Almost 2,500 people participated, driving nearly 22 million miles between January 2009 and April 2010. Hanley identified that an average benchmark to replace the gas tax (federal and state) would be 1.6 cents per mile (assuming 24 miles per gallon and users driving an average of 12,500 miles per year). Study results show that perception was positively impacted by experience and exposure. The longer individuals participated in the study, the more positive attitude they had toward a road user charge. Initially, 42 percent of participants viewed a road user charge as favorable, which grew to 70 percent after the 10-month study ended. Nineteen percent had a negative attitude toward a road user charge, mostly due to privacy concerns; 70 percent of users said this type of system was accurate and fair and a viable replacement of the federal motor fuel tax. Current technology allows for easily recording miles driven and identifies when a vehicle crosses state lines, important for calculating differences in individual state rates as gas taxes differ by state. One issue that arose was difficulty installing the GPS device. Installation took an average of 90 minutes and 25 percent of participants had issues with the unit that required follow-up servicing.

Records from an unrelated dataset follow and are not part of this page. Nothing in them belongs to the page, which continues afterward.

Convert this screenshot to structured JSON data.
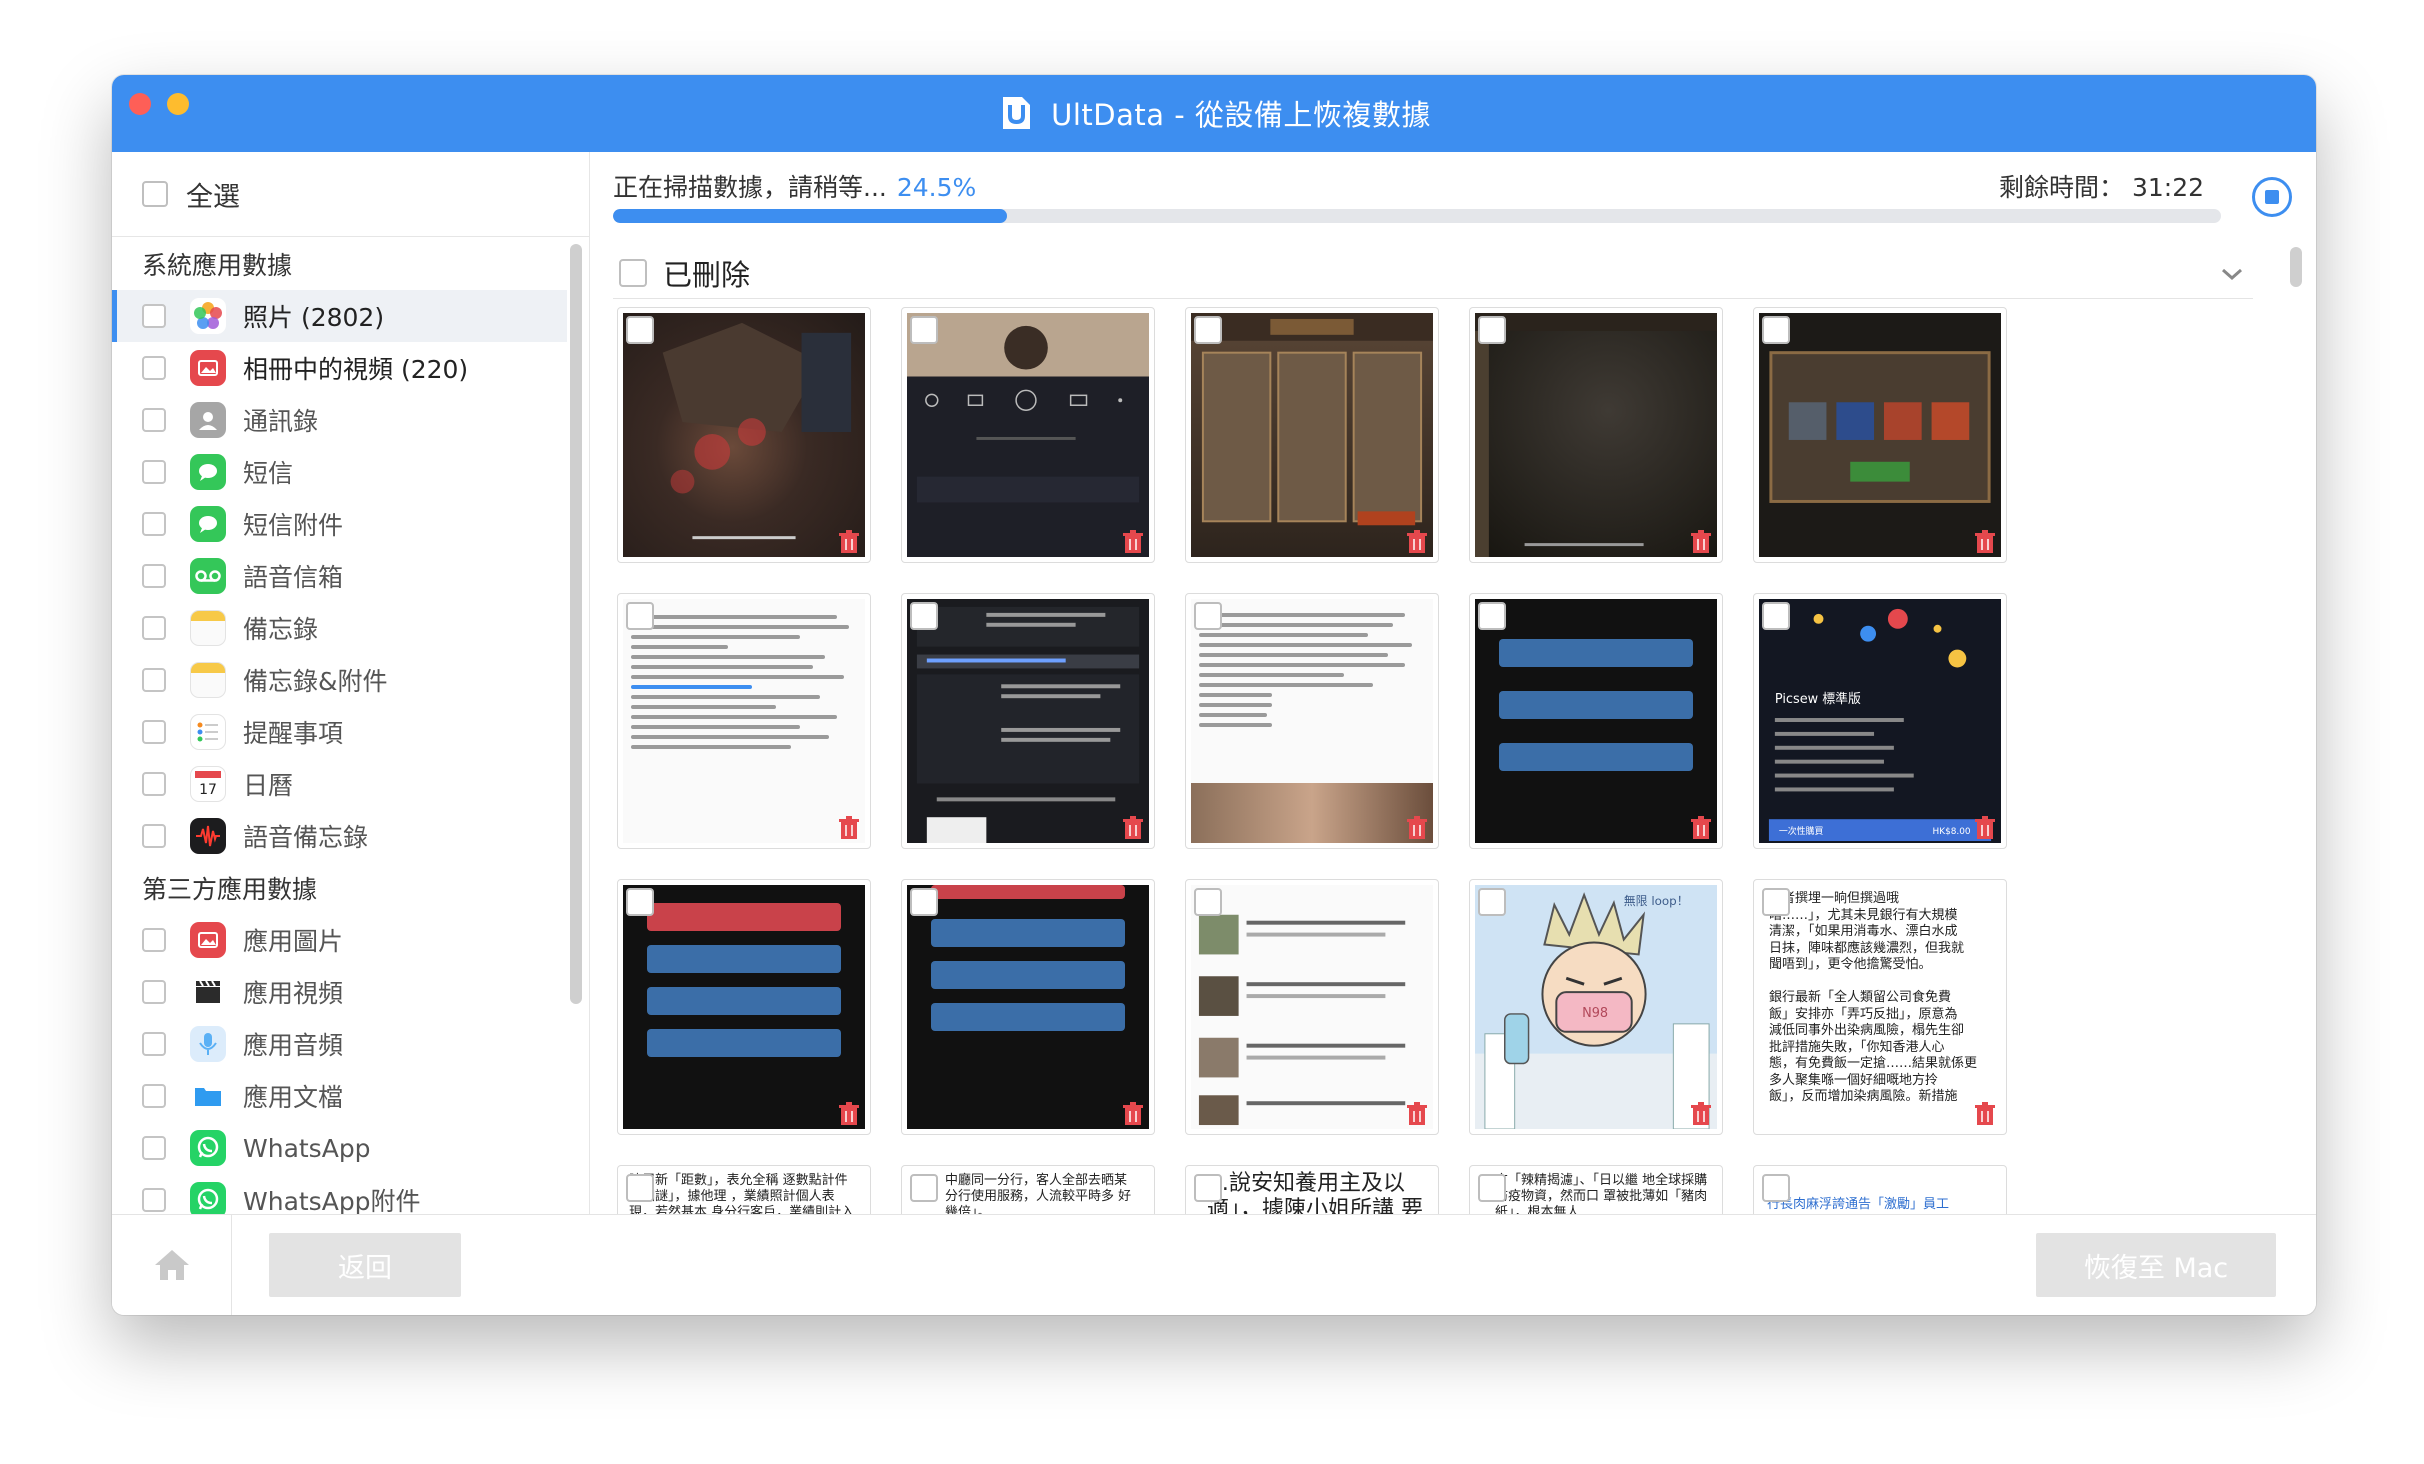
{
  "window": {
    "title": "UltData - 從設備上恢複數據"
  },
  "sidebar": {
    "select_all_label": "全選",
    "sections": [
      {
        "heading": "系統應用數據",
        "items": [
          {
            "label": "照片 (2802)",
            "icon": "photos-icon",
            "color": "#ffffff",
            "active": true
          },
          {
            "label": "相冊中的視頻 (220)",
            "icon": "album-video-icon",
            "color": "#e5484d"
          },
          {
            "label": "通訊錄",
            "icon": "contacts-icon",
            "color": "#a6a6a6"
          },
          {
            "label": "短信",
            "icon": "messages-icon",
            "color": "#34c759"
          },
          {
            "label": "短信附件",
            "icon": "message-attachments-icon",
            "color": "#34c759"
          },
          {
            "label": "語音信箱",
            "icon": "voicemail-icon",
            "color": "#34c759"
          },
          {
            "label": "備忘錄",
            "icon": "notes-icon",
            "color": "#f7c948"
          },
          {
            "label": "備忘錄&附件",
            "icon": "notes-attachments-icon",
            "color": "#f7c948"
          },
          {
            "label": "提醒事項",
            "icon": "reminders-icon",
            "color": "#ffffff"
          },
          {
            "label": "日曆",
            "icon": "calendar-icon",
            "color": "#ffffff"
          },
          {
            "label": "語音備忘錄",
            "icon": "voice-memos-icon",
            "color": "#1c1c1e"
          }
        ]
      },
      {
        "heading": "第三方應用數據",
        "items": [
          {
            "label": "應用圖片",
            "icon": "app-photos-icon",
            "color": "#e5484d"
          },
          {
            "label": "應用視頻",
            "icon": "app-videos-icon",
            "color": "#2b2b2b"
          },
          {
            "label": "應用音頻",
            "icon": "app-audio-icon",
            "color": "#5ab0f5"
          },
          {
            "label": "應用文檔",
            "icon": "app-docs-icon",
            "color": "#2f9bf0"
          },
          {
            "label": "WhatsApp",
            "icon": "whatsapp-icon",
            "color": "#25d366"
          },
          {
            "label": "WhatsApp附件",
            "icon": "whatsapp-attachments-icon",
            "color": "#25d366"
          }
        ]
      }
    ]
  },
  "scan": {
    "status_text": "正在掃描數據，請稍等...",
    "percent_text": "24.5%",
    "progress": 0.245,
    "remaining_label": "剩餘時間：",
    "remaining_value": "31:22"
  },
  "filter": {
    "deleted_label": "已刪除"
  },
  "thumbnails": {
    "row3_col5_lines": [
      "或者撰埋一晌但撰過哦",
      "暗……」，尤其未見銀行有大規模",
      "清潔，「如果用消毒水、漂白水成",
      "日抹，陣味都應該幾濃烈，但我就",
      "聞唔到」，更令他擔驚受怕。",
      "",
      "銀行最新「全人類留公司食免費",
      "飯」安排亦「弄巧反拙」，原意為",
      "減低同事外出染病風險，榻先生卻",
      "批評措施失敗，「你知香港人心",
      "態，有免費飯一定搶……結果就係更",
      "多人聚集喺一個好細嘅地方拎",
      "飯」，反而增加染病風險。新措施"
    ],
    "row4_texts": [
      "曉用新「距數」，表允全稱 逐數點計件係個謎」，據他理 ，業績照計個人表現，若然基本 身分行客戶，業績則計入雙屬的",
      "中廳同一分行，客人全部去晒某 分行使用服務，人流較平時多 好幾倍」。",
      "…說安知養用主及以 適」，據陳小姐所講 要求分行同事自行清",
      "方「辣精揭濾」、「日以繼 地全球採購防疫物資，然而口 罩被批薄如「豬肉紙」，根本無人",
      "行長肉麻浮誇通告「激勵」員工"
    ],
    "mask_label": "N98",
    "comic_caption": "無限 loop！",
    "picsew_title": "Picsew 標準版",
    "picsew_price": "HK$8.00",
    "picsew_buy": "一次性購買"
  },
  "footer": {
    "back_label": "返回",
    "recover_label": "恢復至 Mac"
  },
  "colors": {
    "accent": "#3d8ef0",
    "disabled_button": "#e3e3e3",
    "trash": "#e5484d"
  }
}
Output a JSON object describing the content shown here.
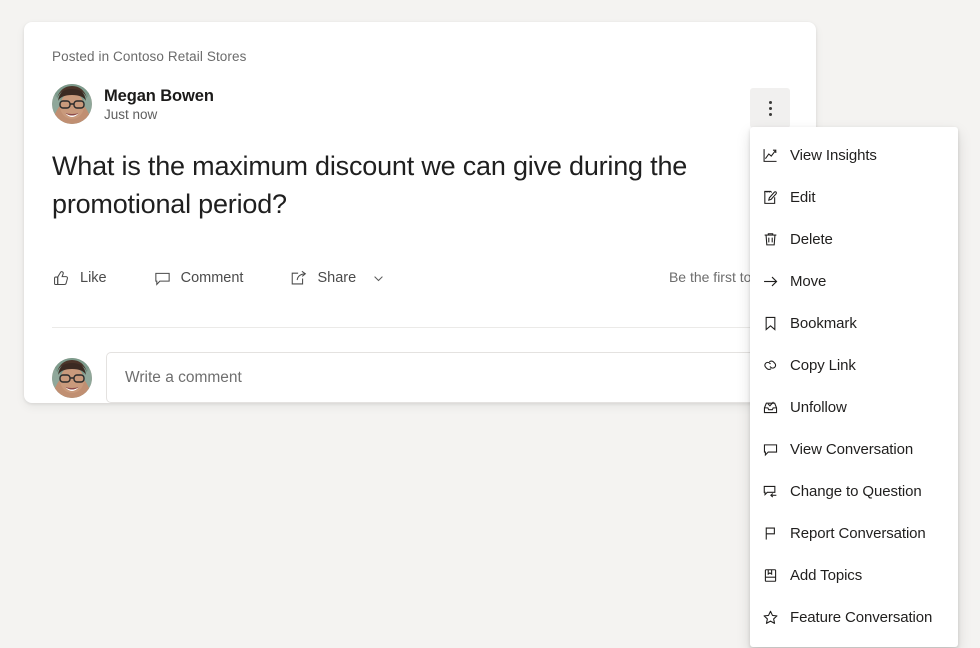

If a mileage based road user fee were implemented nationwide, Hanley recommends the government reserve two percent of total revenues for administration and enforcement and identify a low-cost mechanism for data communication, for example by negotiating lower cellular rates. User buy-in is also key, and could be improved by creating additional user benefits, for example allowing them to opt-in to travel related services. (Note: these recommendations are solely of the Public Policy Center at the University of Iowa and are not the findings of the U.S. Dept. of Transportation.)
The experts all highlighted that there is no one single fix to funding our transportation infrastructure. Instead, the U.S. needs a new transportation program that focuses more on competitive investment and less on formula grants; includes performance measures; leverages private investment; funds investments in a flexible way; combines a mix of congestion pricing and road user charges; and promotes technology. Such a national infrastructure investment program would maximize the current infrastructure we’ve already built, spend dollars more efficiently, and reduce the demand for costly new spending.
“Innovative Financing for Transportation” is the second in a three-part series of innovative infrastructure financing roundtables. The next, “All Systems Go: Engineering Sustainable Utility Solutions,” is Nov. 17, from noon to 1:30 p.m., at MPC offices. It will feature J. Tyler Anthony, Senior Vice President, Distribution Operations, ComEd; Mark Radtke, Executive Vice President – Chief Strategy Officer, Integrys Energy Group, Inc. (People’s Gas); and Karla Olson Teasley, President, Illinois American Water. Register online now.